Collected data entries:
▶
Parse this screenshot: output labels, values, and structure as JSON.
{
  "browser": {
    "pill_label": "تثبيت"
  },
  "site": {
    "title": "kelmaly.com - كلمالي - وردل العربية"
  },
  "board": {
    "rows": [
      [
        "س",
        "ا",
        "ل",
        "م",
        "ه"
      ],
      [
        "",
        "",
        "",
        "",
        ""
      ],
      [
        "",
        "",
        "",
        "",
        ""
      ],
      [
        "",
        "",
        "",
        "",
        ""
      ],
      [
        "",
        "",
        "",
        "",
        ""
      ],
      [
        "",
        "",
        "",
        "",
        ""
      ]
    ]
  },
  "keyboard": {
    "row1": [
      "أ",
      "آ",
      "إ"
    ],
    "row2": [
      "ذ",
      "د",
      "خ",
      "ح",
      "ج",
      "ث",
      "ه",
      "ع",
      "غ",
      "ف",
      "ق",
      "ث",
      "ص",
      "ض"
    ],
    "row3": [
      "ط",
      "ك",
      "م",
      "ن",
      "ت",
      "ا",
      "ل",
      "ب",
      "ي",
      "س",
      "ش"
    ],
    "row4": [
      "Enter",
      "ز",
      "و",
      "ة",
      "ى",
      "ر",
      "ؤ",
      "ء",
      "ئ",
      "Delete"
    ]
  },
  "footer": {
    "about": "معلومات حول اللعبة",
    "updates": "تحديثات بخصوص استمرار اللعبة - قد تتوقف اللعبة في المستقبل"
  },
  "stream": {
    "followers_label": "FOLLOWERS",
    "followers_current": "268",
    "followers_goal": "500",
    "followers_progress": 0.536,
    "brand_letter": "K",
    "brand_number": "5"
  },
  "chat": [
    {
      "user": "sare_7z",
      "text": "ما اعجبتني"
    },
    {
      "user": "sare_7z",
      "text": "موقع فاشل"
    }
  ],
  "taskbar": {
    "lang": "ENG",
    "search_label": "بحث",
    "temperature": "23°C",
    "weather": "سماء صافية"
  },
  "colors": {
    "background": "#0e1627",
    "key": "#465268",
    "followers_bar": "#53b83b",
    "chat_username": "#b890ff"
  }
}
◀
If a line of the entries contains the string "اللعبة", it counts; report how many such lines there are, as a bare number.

**Result:**
2